TB: ’First Light’ is a very emotionally driven song that reflects on the aftermath of a break up and picking up the pieces again. And whilst the lyrics are very raw you have this shiny pop-polish that creates a sense of hope. So what was inspiring you sonically when working on this track?
Y: In all honesty, the song isn’t about a break up. I wrote it about making sure to check in with yourself and your loved ones. To me, it is sort of an acknowledgement that we all struggle through things at different times and to take it easy with each other. I love the way music can make listeners go on such different journeys and relate to it in so many different ways.
Chris Collins and I tried to go into the session without having too many references as we wanted to create something quite fresh. I think at the time I was listening to a lot of Maggie Rogers, Haim and Sasha Sloan. But Maggie Rogers ‘Falling Water’ did play quite an influence I think!
TB: There’s a lyric in ‘First Light’ where you admit “I must confess, I’m a mess right now”. That raw vulnerability is hard to admit to yourself in the first place so on top of sharing it with the world as your first musical offering must have been quite nerve-racking. So how did you come to peace with yourself to share that piece of your heart?
Y: All my favourite music is always the most authentic and raw.
As Yorke, I don’t want to hide anything. You’re right in saying it’s incredibly nerve wracking but, in a weird way, writing songs that are so personal just empowers my desire to share them. They’re so relatable and intimate, so I hope sharing my own vulnerability allows listeners to connect on a deeply emotional level.
TB: You’ve recently played some of her first ever live shows which must have been such a daunting and rewarding experience. So what is one thing you’ve learnt about yourself as an artist from playing these shows?
Y: If I practice enough, I feel confident enough to let myself go and enjoy every second.
TB: Your honesty and vulnerability in your songwriting is already so impressive. So what would you say is your most vulnerable moment as a songwriter so far. Is it something released or unreleased?
Y: The next song I’m planning to release is probably the most vulnerable and hard hitting for me. I think it’s the most relatable too.
TB: With having two songs officially out in the world and seeing how people have reacted to them, where do you see the next chapter of Yorke heading towards musically?
Y: I’ve been so lucky to work with some really amazing people on this project. I’d say expect all the things you love from Yorke tracks and more, but also expect the unexpected too.
TB: Your stage name originates from your love and admiration towards New York. So what is it about that magical city that inspires you creatively?

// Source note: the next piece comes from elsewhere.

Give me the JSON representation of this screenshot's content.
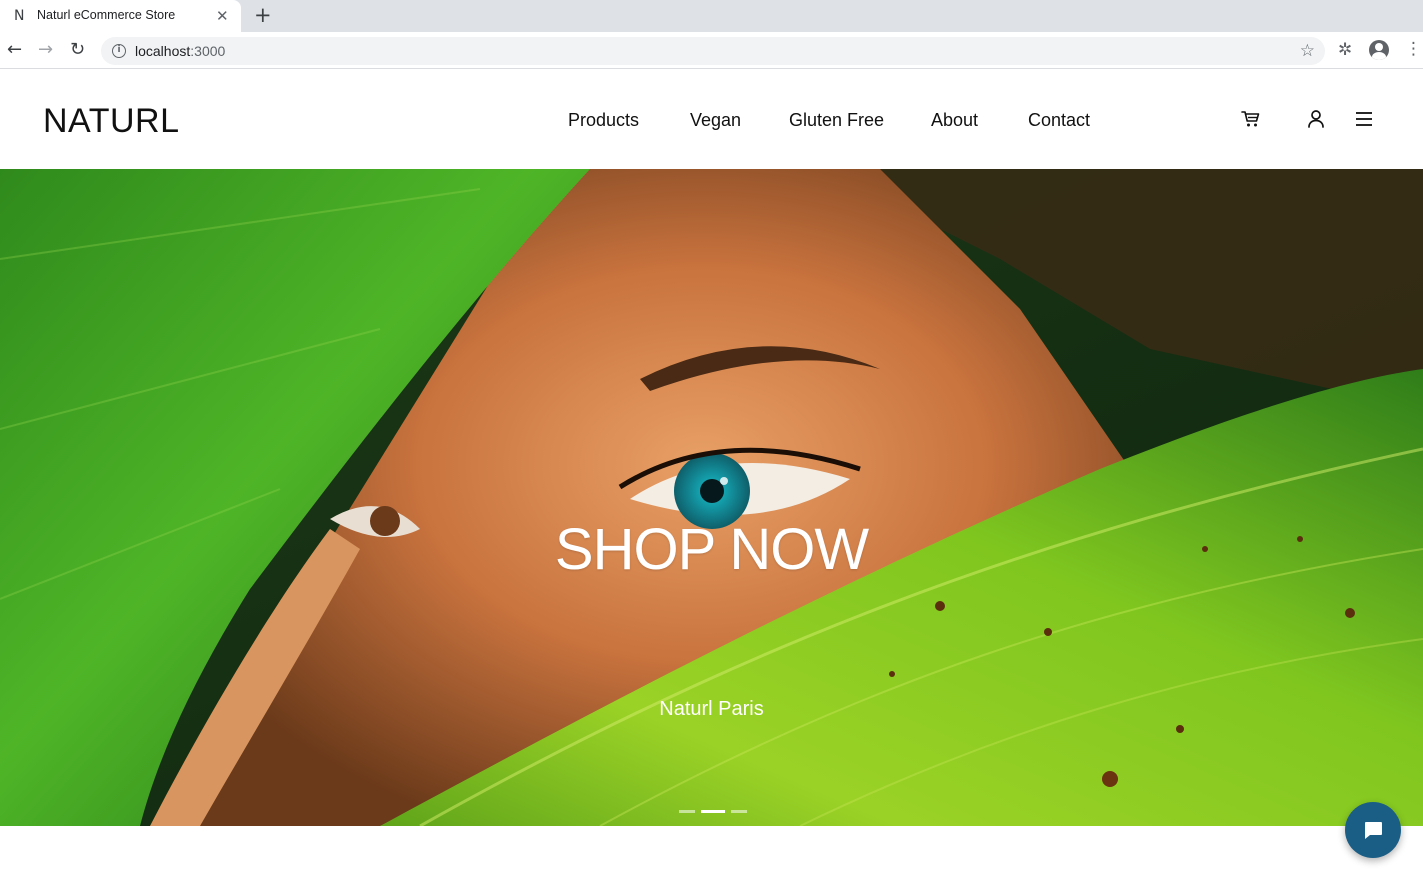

Y: Everything! From how busy it is, to the way you can spend hours wandering and never got bored and the way central park makes me buzz. I think the main thing I love is that everyone who visits seems to get something vastly different out of the experience, which I think is a really cool concept that I’m trying to explore with my music.

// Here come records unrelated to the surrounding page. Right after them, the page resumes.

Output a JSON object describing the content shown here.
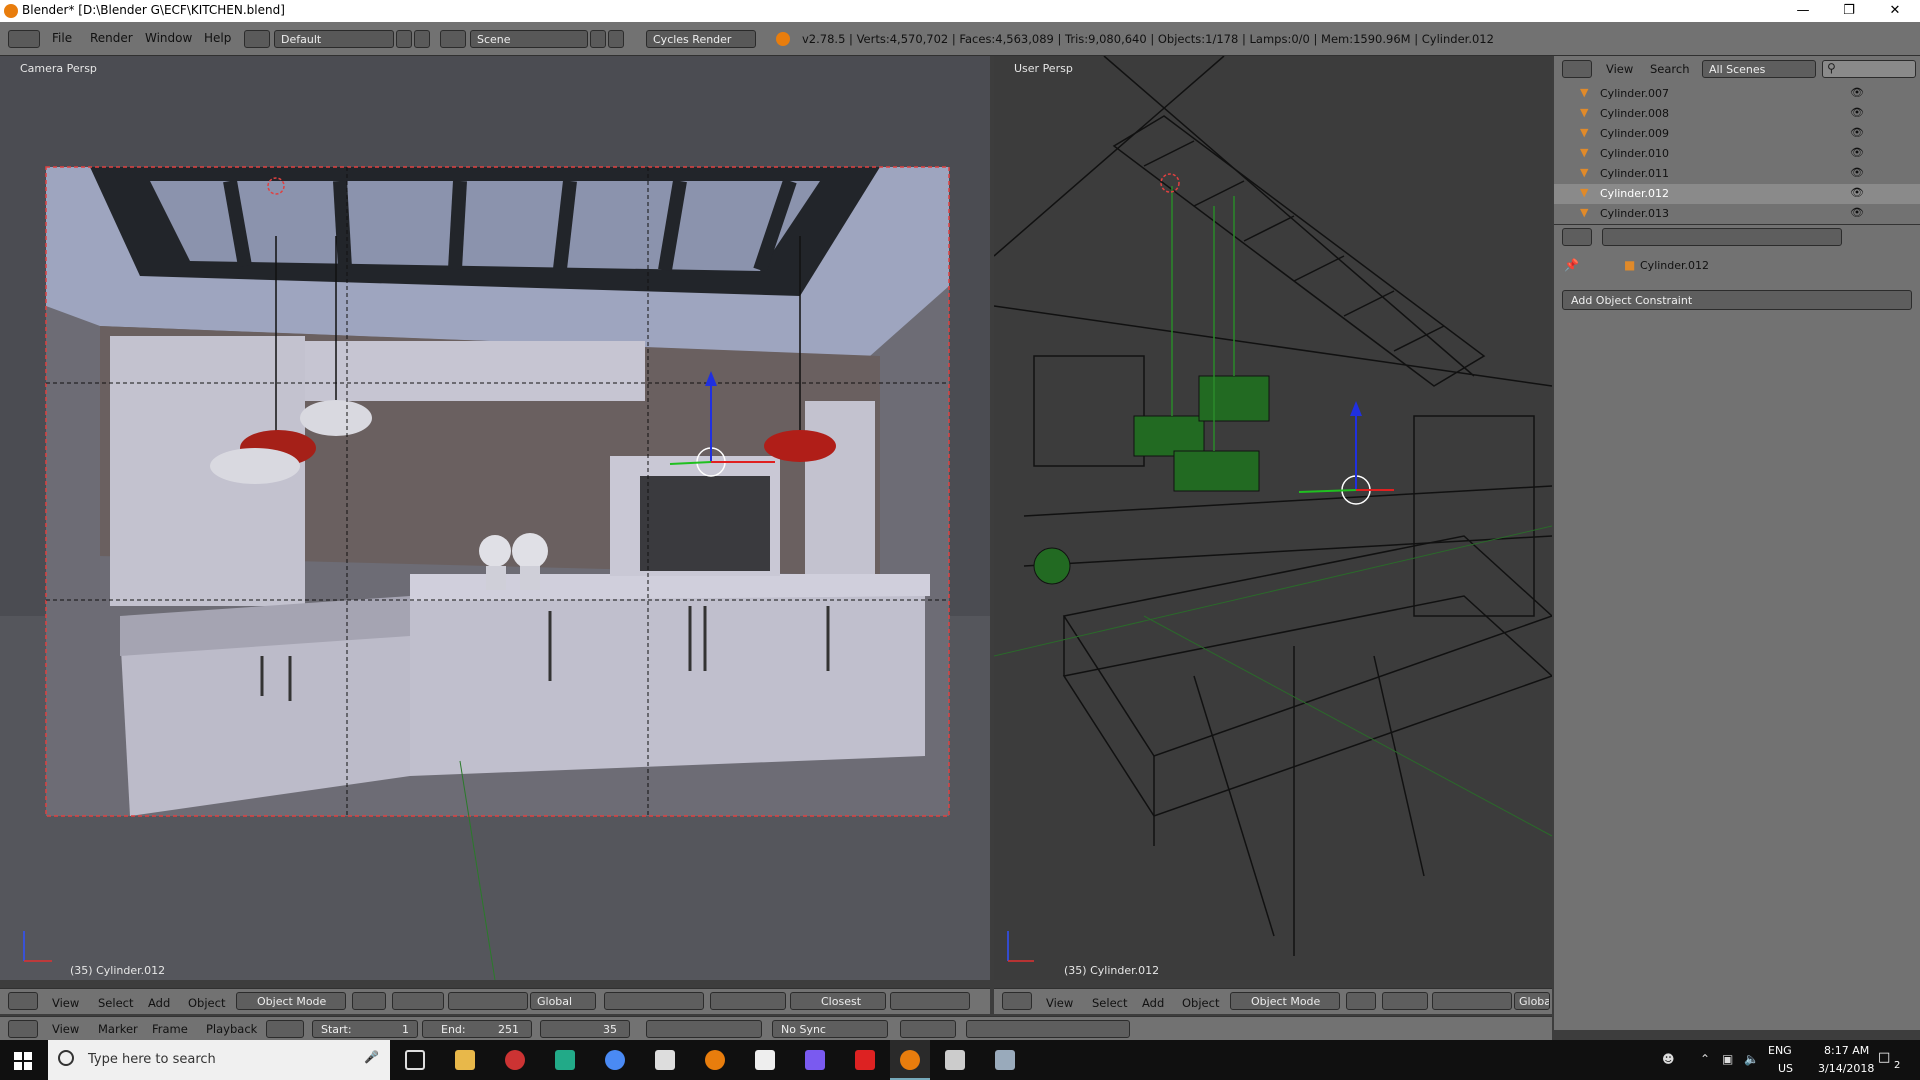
{
  "window": {
    "title": "Blender* [D:\\Blender G\\ECF\\KITCHEN.blend]"
  },
  "menus": [
    "File",
    "Render",
    "Window",
    "Help"
  ],
  "layout_field": "Default",
  "scene_field": "Scene",
  "render_engine": "Cycles Render",
  "stats": "v2.78.5 | Verts:4,570,702 | Faces:4,563,089 | Tris:9,080,640 | Objects:1/178 | Lamps:0/0 | Mem:1590.96M | Cylinder.012",
  "left_view": {
    "label": "Camera Persp",
    "object_label": "(35) Cylinder.012",
    "menus": [
      "View",
      "Select",
      "Add",
      "Object"
    ],
    "mode": "Object Mode",
    "orientation": "Global",
    "snap": "Closest"
  },
  "right_view": {
    "label": "User Persp",
    "object_label": "(35) Cylinder.012",
    "menus": [
      "View",
      "Select",
      "Add",
      "Object"
    ],
    "mode": "Object Mode",
    "orientation": "Globa"
  },
  "timeline": {
    "menus": [
      "View",
      "Marker",
      "Frame",
      "Playback"
    ],
    "start_label": "Start:",
    "start": "1",
    "end_label": "End:",
    "end": "251",
    "current": "35",
    "sync": "No Sync"
  },
  "outliner": {
    "menus": [
      "View",
      "Search"
    ],
    "filter": "All Scenes",
    "items": [
      {
        "name": "Cylinder.007",
        "selected": false
      },
      {
        "name": "Cylinder.008",
        "selected": false
      },
      {
        "name": "Cylinder.009",
        "selected": false
      },
      {
        "name": "Cylinder.010",
        "selected": false
      },
      {
        "name": "Cylinder.011",
        "selected": false
      },
      {
        "name": "Cylinder.012",
        "selected": true
      },
      {
        "name": "Cylinder.013",
        "selected": false
      }
    ]
  },
  "properties": {
    "object_name": "Cylinder.012",
    "add_constraint": "Add Object Constraint"
  },
  "taskbar": {
    "search_placeholder": "Type here to search",
    "language": "ENG",
    "region": "US",
    "time": "8:17 AM",
    "date": "3/14/2018",
    "notifications": "2"
  },
  "colors": {
    "accent": "#e87d0d",
    "selected_row": "#8a8a8a",
    "header": "#727272"
  }
}
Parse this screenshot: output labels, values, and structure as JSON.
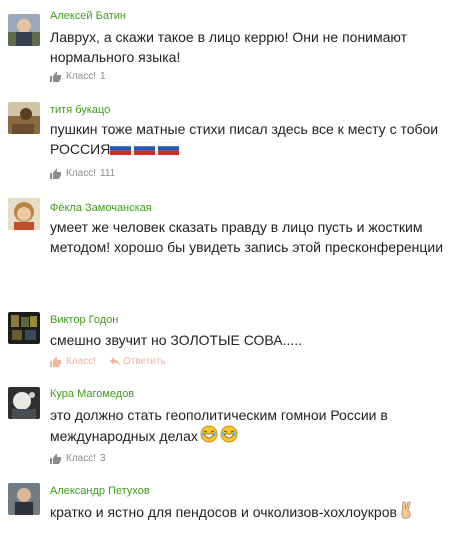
{
  "comments": [
    {
      "author": "Алексей Батин",
      "text": "Лаврух, а скажи такое в лицо керрю! Они не понимают нормального языка!",
      "like_label": "Класс!",
      "like_count": "1"
    },
    {
      "author": "титя букацо",
      "text": "пушкин тоже матные стихи писал здесь все к месту с тобои РОССИЯ",
      "like_label": "Класс!",
      "like_count": "111"
    },
    {
      "author": "Фёкла Замочанская",
      "text": "умеет же человек сказать правду в лицо пусть и жостким методом! хорошо бы увидеть запись этой пресконференции"
    },
    {
      "author": "Виктор Годон",
      "text": "смешно звучит но ЗОЛОТЫЕ СОВА.....",
      "like_label": "Класс!",
      "reply_label": "Ответить"
    },
    {
      "author": "Кура Магомедов",
      "text": "это должно стать геополитическим гомнои России в международных делах",
      "like_label": "Класс!",
      "like_count": "3"
    },
    {
      "author": "Александр Петухов",
      "text": "кратко и ястно для пендосов и очколизов-хохлоукров"
    }
  ],
  "colors": {
    "author": "#3f9b1d",
    "text": "#222222",
    "meta": "#8c8c8c",
    "meta_hover": "#f2b49f"
  },
  "icons": [
    "like-icon",
    "reply-icon",
    "russia-flag-icon",
    "laughing-emoji-icon",
    "victory-hand-icon"
  ]
}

TB: Let’s play a little game of rapid fire questions where I’m going to ask you some questions that you just need to answer with the first thing that comes to mind.
TB: My morning pump up song is…

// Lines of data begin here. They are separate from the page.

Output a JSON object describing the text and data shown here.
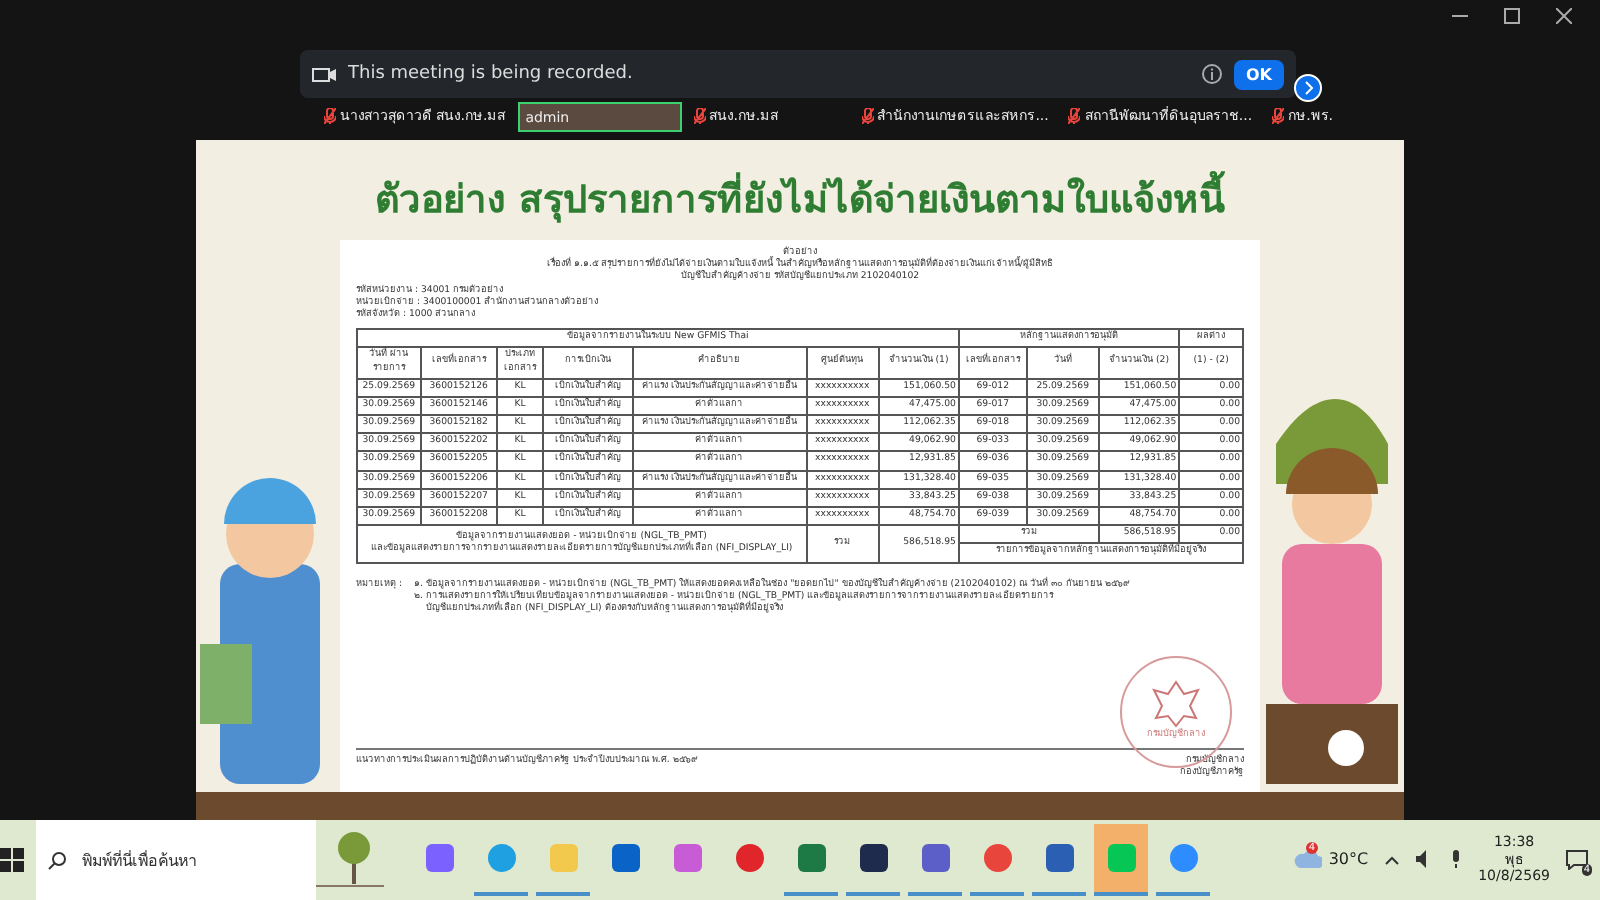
{
  "meeting": {
    "participants": [
      {
        "name": "นางสาวสุดาวดี สนง.กษ.มส",
        "muted": true,
        "speaking": false
      },
      {
        "name": "admin",
        "muted": false,
        "speaking": true
      },
      {
        "name": "สนง.กษ.มส",
        "muted": true,
        "speaking": false
      },
      {
        "name": "สำนักงานเกษตรและสหกร...",
        "muted": true,
        "speaking": false
      },
      {
        "name": "สถานีพัฒนาที่ดินอุบลราช...",
        "muted": true,
        "speaking": false
      },
      {
        "name": "กษ.พร.",
        "muted": true,
        "speaking": false
      }
    ],
    "recording_banner": {
      "message": "This meeting is being recorded.",
      "button": "OK"
    }
  },
  "slide": {
    "title": "ตัวอย่าง สรุปรายการที่ยังไม่ได้จ่ายเงินตามใบแจ้งหนี้",
    "document": {
      "heading": [
        "ตัวอย่าง",
        "เรื่องที่ ๑.๑.๕ สรุปรายการที่ยังไม่ได้จ่ายเงินตามใบแจ้งหนี้ ในสำคัญหรือหลักฐานแสดงการอนุมัติที่ต้องจ่ายเงินแก่เจ้าหนี้/ผู้มีสิทธิ",
        "บัญชีใบสำคัญค้างจ่าย รหัสบัญชีแยกประเภท 2102040102"
      ],
      "info": [
        "รหัสหน่วยงาน : 34001 กรมตัวอย่าง",
        "หน่วยเบิกจ่าย : 3400100001 สำนักงานส่วนกลางตัวอย่าง",
        "รหัสจังหวัด : 1000 ส่วนกลาง"
      ],
      "table": {
        "groups": [
          "ข้อมูลจากรายงานในระบบ New GFMIS Thai",
          "หลักฐานแสดงการอนุมัติ",
          "ผลต่าง"
        ],
        "columns": [
          "วันที่ ผ่านรายการ",
          "เลขที่เอกสาร",
          "ประเภทเอกสาร",
          "การเบิกเงิน",
          "คำอธิบาย",
          "ศูนย์ต้นทุน",
          "จำนวนเงิน (1)",
          "เลขที่เอกสาร",
          "วันที่",
          "จำนวนเงิน (2)",
          "(1) - (2)"
        ],
        "rows": [
          [
            "25.09.2569",
            "3600152126",
            "KL",
            "เบิกเงินใบสำคัญ",
            "ค่าแรง เงินประกันสัญญาและค่าจ่ายอื่น",
            "xxxxxxxxxx",
            "151,060.50",
            "69-012",
            "25.09.2569",
            "151,060.50",
            "0.00"
          ],
          [
            "30.09.2569",
            "3600152146",
            "KL",
            "เบิกเงินใบสำคัญ",
            "ค่าตัวแลกา",
            "xxxxxxxxxx",
            "47,475.00",
            "69-017",
            "30.09.2569",
            "47,475.00",
            "0.00"
          ],
          [
            "30.09.2569",
            "3600152182",
            "KL",
            "เบิกเงินใบสำคัญ",
            "ค่าแรง เงินประกันสัญญาและค่าจ่ายอื่น",
            "xxxxxxxxxx",
            "112,062.35",
            "69-018",
            "30.09.2569",
            "112,062.35",
            "0.00"
          ],
          [
            "30.09.2569",
            "3600152202",
            "KL",
            "เบิกเงินใบสำคัญ",
            "ค่าตัวแลกา",
            "xxxxxxxxxx",
            "49,062.90",
            "69-033",
            "30.09.2569",
            "49,062.90",
            "0.00"
          ],
          [
            "30.09.2569",
            "3600152205",
            "KL",
            "เบิกเงินใบสำคัญ",
            "ค่าตัวแลกา",
            "xxxxxxxxxx",
            "12,931.85",
            "69-036",
            "30.09.2569",
            "12,931.85",
            "0.00"
          ],
          [
            "30.09.2569",
            "3600152206",
            "KL",
            "เบิกเงินใบสำคัญ",
            "ค่าแรง เงินประกันสัญญาและค่าจ่ายอื่น",
            "xxxxxxxxxx",
            "131,328.40",
            "69-035",
            "30.09.2569",
            "131,328.40",
            "0.00"
          ],
          [
            "30.09.2569",
            "3600152207",
            "KL",
            "เบิกเงินใบสำคัญ",
            "ค่าตัวแลกา",
            "xxxxxxxxxx",
            "33,843.25",
            "69-038",
            "30.09.2569",
            "33,843.25",
            "0.00"
          ],
          [
            "30.09.2569",
            "3600152208",
            "KL",
            "เบิกเงินใบสำคัญ",
            "ค่าตัวแลกา",
            "xxxxxxxxxx",
            "48,754.70",
            "69-039",
            "30.09.2569",
            "48,754.70",
            "0.00"
          ]
        ],
        "footer": {
          "source": [
            "ข้อมูลจากรายงานแสดงยอด - หน่วยเบิกจ่าย (NGL_TB_PMT)",
            "และข้อมูลแสดงรายการจากรายงานแสดงรายละเอียดรายการบัญชีแยกประเภทที่เลือก (NFI_DISPLAY_LI)"
          ],
          "total_label": "รวม",
          "total": "586,518.95",
          "evidence_total_label": "รวม",
          "evidence_total": "586,518.95",
          "difference": "0.00",
          "evidence_note": "รายการข้อมูลจากหลักฐานแสดงการอนุมัติที่มีอยู่จริง"
        }
      },
      "notes_label": "หมายเหตุ :",
      "notes": [
        "๑. ข้อมูลจากรายงานแสดงยอด - หน่วยเบิกจ่าย (NGL_TB_PMT) ให้แสดงยอดคงเหลือในช่อง \"ยอดยกไป\" ของบัญชีใบสำคัญค้างจ่าย (2102040102) ณ วันที่ ๓๐ กันยายน ๒๕๖๙",
        "๒. การแสดงรายการให้เปรียบเทียบข้อมูลจากรายงานแสดงยอด - หน่วยเบิกจ่าย (NGL_TB_PMT) และข้อมูลแสดงรายการจากรายงานแสดงรายละเอียดรายการ",
        "บัญชีแยกประเภทที่เลือก (NFI_DISPLAY_LI) ต้องตรงกับหลักฐานแสดงการอนุมัติที่มีอยู่จริง"
      ],
      "stamp": "กรมบัญชีกลาง",
      "footer_left": "แนวทางการประเมินผลการปฏิบัติงานด้านบัญชีภาครัฐ ประจำปีงบประมาณ พ.ศ. ๒๕๖๙",
      "footer_right": [
        "กรมบัญชีกลาง",
        "กองบัญชีภาครัฐ"
      ]
    }
  },
  "taskbar": {
    "search_placeholder": "พิมพ์ที่นี่เพื่อค้นหา",
    "apps": [
      {
        "kind": "copilot",
        "running": false,
        "selected": false
      },
      {
        "kind": "edge",
        "running": true,
        "selected": false
      },
      {
        "kind": "explorer",
        "running": true,
        "selected": false
      },
      {
        "kind": "outlook",
        "running": false,
        "selected": false
      },
      {
        "kind": "photos",
        "running": false,
        "selected": false
      },
      {
        "kind": "opera",
        "running": false,
        "selected": false
      },
      {
        "kind": "excel",
        "running": true,
        "selected": false
      },
      {
        "kind": "editor",
        "running": true,
        "selected": false
      },
      {
        "kind": "teams",
        "running": true,
        "selected": false
      },
      {
        "kind": "chrome",
        "running": true,
        "selected": false
      },
      {
        "kind": "word",
        "running": true,
        "selected": false
      },
      {
        "kind": "line",
        "running": true,
        "selected": true
      },
      {
        "kind": "zoom",
        "running": true,
        "selected": false
      }
    ],
    "temperature": "30°C",
    "weather_alert": "4",
    "time": "13:38",
    "day": "พุธ",
    "date": "10/8/2569",
    "notifications": "4"
  }
}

Y: Changes daily but today was ‘Like I Remember You’ by Vera Blue
TB: Pineapple on pizza is…
TB: The emoji that best describes my new song is…
Y: The red dress dancing lady
TB: This morning I…
Y: Got coffee and went to a writing session
TB: My one thing I can’t tour without is…